Herbert G. Ponting (1870-1935) was one of the most renowned photographers of his day when he was recruited as “camera-artist” to the British Antarctic (Terra Nova) Expedition, 1910-1913.
Born into a wealthy Victorian family from Salisbury, Ponting worked briefly as a banker before moving to California and turning his attention to photography.
During the first years of the 20th century, a number of assignments took him to the Far East. In 1904-1905, he photographed the Russo-Japanese war in Manchuria, before continuing his travels in Japan, Burma, Java, China and India, selling his work to London’s foremost magazines.

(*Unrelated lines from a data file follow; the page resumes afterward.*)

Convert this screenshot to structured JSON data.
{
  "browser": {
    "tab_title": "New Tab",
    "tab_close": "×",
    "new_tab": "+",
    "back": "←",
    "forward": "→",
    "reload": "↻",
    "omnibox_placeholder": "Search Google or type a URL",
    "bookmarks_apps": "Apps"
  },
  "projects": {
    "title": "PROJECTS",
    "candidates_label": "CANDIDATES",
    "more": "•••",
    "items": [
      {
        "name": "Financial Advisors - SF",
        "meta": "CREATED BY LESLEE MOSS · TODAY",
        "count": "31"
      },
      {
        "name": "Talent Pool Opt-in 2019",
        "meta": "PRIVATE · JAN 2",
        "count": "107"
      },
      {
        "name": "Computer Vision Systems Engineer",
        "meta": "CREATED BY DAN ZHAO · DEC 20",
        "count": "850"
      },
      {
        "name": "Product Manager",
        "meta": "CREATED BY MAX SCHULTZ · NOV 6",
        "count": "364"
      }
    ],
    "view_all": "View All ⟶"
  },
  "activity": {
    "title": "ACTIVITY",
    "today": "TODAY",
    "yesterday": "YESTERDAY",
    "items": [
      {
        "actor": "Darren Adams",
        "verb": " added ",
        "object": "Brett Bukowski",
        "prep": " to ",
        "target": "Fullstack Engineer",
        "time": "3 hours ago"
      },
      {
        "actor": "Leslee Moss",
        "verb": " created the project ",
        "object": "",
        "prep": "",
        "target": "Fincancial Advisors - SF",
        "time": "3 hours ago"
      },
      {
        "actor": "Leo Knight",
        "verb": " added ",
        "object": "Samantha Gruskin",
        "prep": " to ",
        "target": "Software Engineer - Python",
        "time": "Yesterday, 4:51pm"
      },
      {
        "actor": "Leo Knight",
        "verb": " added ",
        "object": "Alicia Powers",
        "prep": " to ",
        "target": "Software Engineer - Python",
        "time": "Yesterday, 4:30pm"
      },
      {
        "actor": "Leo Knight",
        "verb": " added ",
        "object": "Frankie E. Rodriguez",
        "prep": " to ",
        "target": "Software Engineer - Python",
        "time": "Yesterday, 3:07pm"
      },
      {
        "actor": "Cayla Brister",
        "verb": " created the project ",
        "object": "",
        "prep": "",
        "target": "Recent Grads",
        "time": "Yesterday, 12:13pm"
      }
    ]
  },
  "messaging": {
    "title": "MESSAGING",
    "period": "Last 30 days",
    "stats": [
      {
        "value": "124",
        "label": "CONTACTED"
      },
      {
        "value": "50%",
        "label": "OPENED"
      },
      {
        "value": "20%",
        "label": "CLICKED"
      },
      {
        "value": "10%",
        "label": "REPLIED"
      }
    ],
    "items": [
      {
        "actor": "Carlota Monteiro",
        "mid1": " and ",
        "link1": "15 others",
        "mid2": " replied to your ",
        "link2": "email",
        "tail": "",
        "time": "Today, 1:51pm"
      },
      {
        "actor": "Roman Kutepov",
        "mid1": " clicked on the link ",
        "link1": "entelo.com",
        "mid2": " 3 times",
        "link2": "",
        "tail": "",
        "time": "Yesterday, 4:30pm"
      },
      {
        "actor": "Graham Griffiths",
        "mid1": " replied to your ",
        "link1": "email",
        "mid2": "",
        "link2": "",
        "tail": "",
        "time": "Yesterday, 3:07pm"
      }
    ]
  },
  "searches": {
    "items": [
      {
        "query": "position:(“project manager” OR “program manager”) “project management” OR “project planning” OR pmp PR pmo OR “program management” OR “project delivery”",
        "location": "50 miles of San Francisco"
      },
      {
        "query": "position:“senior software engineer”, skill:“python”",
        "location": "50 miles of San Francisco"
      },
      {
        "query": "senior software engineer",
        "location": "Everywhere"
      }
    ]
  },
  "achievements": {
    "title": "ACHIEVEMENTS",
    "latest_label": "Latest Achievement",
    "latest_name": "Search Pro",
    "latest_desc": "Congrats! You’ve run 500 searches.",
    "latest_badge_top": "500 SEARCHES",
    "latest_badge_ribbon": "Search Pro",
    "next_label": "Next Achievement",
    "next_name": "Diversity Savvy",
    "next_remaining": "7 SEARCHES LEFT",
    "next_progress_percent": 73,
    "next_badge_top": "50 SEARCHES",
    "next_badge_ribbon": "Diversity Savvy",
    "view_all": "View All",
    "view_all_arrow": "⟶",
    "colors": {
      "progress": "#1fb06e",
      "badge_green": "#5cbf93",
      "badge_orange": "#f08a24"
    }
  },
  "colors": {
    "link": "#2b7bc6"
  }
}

As a member of the Terra Nova Expedition, Ponting helped set up the Antarctic winter hut at Cape Evans, and was entitled to a tiny photographic darkroom in which he also slept. Working with glass plate negatives and a comprehensive range of cameras and lenses, he photographed all aspects of the expedition. As a middle-aged man, however, he was not able to take part on the inland trek to the South Pole and, after 14 months at Cape Evans, he boarded Terra Nova in February 1912 to return home. Back in London, he set to work shaping a visual narrative of the expedition for Captain Scott to show during his lectures upon his return. This was not to be, however, as Scott and four of his men perished on their return from the Pole.
The tragic outcome of the Terra Nova expedition would affect Ponting’s later life and career. Although millions throughout the world would come to see the beauty and majesty of the earth’s last known continent through his images and films, a prior contractual agreement with Scott did not guarantee him any exclusivity in exploiting the photographs, and his own lectures earned him very little.
Ponting virtually gave up photography, turning to business instead, but he was no businessman. When he died in 1935, the net value of his estate was insufficient to pay off his debts.